Patuxai is a war monument in the centre of Vientiane. It was built between 1957 and 1968. The Patuxai was dedicated to those who fought in the struggle for independence from France. In romanising the name from the Laotian language, it is variously transliterated as Patuxai, Patuxay, Patousai and Patusai. It is also called Patuxai Arch or the Arc de Triomphe of Vientiane as it resembles the Arc de Triomphe in Paris. However, it is typically Laotian in design, decorated with mythological creatures such as the kinnari (half-female, half-bird).
The Sacred Heart Cathedral, also called Vientiane Cathedral, is the name given to a Roman Catholic cathedral in the city of Vientiane, the capital of Laos. The temple is situated at the Rue de la Mission and near the French Embassy in Laos. The cathedral was built in 1928, when Laos was part of the French Indochina.
Wat Si Saket is a Buddhist wat in Vientiane. It is situated on Lan Xang Road, on the corner with Setthathirat Road, to the northwest of Haw Phra Kaew, which formerly held the Emerald Buddha. It was built in 1818 on the order of King Anouvong.
Wat Si Muang or Simuong is a Buddhist temple in Vientiane. The temple was built in 1563, in the former Kingdom of Lan Xang. A statue of King Sisavang Vong stands in front of Wat Simuang. Inside, the temple is unusual in being divided into two rooms. The front room is quiet, with a monk usually on hand to give blessings. The rear room houses the large main altar, with statues and images of the Buddha.
That Dam is a large stupa located in Vientiane. This monument is said to house a seven-headed Naga serpent who protects the citizens of Vientiane.
Vientiane Night Market is located along the scenic waterfront in the city. The market usually gets going around sunset and you can come here to buy a range of items like clothes, textiles, accessories, handicrafts, paintings and myriad souvenirs.
The Chao Anouvong Park is a beautiful park in Vientiane. It is located in the heart of the city, next to the banks of the Mekong River. Chao Anouvong is a Green Park suitable for walks, sport, do some shopping, and admire the majestic statue of the King Chao Anouvong.
Buddha Park, also known as Xieng Khuan, is a sculpture park located 25 km (16 miles) southeast from Vientiane. Although it is not a temple (Wat), the park may be referred to as Wat Xieng Khuan since it contains numerous religious images. The name Xieng Khuan means Spirit City. The park contains over 200 Hindu and Buddhist statues. The socialist government operates Buddha Park as a tourist attraction and public park.
The name “Vientiane” is a French version of the city’s Lao name, Viang Chan, reflecting the difficulty the French had in pronouncing the Lao name. Viang means city (originally, walled settlement). The word chan has multiple potential meanings but is generally believed in this context to refer to sandalwood.

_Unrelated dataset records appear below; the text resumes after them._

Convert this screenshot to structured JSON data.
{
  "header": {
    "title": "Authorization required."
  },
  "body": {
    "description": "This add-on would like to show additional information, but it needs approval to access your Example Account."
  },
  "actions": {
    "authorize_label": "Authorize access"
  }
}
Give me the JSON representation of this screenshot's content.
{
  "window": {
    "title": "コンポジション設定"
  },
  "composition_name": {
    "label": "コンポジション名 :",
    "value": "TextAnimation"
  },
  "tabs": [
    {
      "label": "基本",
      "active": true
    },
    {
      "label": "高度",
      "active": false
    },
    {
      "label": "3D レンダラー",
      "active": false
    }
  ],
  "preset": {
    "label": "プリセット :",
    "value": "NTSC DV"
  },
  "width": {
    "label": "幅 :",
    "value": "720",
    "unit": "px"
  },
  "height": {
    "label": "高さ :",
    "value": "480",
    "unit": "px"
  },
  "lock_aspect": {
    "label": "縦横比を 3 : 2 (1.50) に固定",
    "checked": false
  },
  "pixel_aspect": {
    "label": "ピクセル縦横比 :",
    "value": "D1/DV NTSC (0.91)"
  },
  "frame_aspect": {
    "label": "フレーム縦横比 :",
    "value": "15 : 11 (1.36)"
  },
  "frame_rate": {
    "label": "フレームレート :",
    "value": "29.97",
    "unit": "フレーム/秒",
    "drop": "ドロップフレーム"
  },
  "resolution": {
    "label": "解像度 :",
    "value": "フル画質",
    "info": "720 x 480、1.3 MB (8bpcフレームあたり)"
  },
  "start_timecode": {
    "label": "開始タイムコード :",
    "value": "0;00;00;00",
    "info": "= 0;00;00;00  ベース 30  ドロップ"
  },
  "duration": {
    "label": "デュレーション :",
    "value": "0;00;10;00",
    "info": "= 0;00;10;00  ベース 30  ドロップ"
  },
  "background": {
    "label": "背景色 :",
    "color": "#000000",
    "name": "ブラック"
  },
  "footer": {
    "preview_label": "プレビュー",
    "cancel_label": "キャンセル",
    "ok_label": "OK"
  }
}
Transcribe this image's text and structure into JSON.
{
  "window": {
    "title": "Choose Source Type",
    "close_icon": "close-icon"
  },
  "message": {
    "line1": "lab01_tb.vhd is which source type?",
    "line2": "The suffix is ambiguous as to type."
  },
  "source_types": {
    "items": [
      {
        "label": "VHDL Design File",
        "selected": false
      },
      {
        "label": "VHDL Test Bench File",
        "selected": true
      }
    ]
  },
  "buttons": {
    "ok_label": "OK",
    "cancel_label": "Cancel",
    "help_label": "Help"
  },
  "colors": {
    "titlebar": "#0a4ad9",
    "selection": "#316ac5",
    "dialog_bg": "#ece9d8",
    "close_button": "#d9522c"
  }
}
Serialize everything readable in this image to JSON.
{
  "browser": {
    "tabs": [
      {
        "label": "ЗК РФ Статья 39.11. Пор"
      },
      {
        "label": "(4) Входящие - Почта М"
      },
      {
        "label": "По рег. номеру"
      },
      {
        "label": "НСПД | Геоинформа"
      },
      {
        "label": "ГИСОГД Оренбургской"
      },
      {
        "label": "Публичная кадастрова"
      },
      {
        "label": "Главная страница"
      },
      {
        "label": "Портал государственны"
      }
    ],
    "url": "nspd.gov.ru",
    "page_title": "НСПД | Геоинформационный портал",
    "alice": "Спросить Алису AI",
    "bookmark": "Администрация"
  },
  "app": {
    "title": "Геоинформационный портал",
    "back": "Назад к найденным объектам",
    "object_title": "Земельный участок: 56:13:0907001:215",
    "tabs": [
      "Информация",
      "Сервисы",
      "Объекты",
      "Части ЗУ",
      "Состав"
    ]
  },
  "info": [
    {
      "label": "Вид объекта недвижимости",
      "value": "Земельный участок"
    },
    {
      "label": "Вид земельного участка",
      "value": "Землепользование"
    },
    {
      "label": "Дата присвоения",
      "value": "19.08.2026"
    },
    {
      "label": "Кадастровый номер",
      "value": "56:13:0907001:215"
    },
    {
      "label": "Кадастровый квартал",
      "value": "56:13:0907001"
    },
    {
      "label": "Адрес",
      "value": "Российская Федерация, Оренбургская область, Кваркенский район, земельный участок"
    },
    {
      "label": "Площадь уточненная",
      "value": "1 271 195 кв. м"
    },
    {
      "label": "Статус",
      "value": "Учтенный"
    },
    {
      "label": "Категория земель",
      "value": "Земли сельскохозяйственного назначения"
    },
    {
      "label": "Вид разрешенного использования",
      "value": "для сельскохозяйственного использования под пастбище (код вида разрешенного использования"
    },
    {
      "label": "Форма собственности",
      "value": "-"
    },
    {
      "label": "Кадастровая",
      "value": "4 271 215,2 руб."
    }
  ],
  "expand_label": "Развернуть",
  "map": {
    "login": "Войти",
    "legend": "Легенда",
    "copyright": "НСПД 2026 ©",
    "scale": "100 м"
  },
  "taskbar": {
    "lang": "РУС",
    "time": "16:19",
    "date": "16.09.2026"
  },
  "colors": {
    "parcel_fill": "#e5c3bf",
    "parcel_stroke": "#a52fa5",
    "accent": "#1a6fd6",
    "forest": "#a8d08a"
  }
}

The city hosted the 25th Southeast Asian Games in December 2009, celebrating 50 years of the Southeast Asian Games.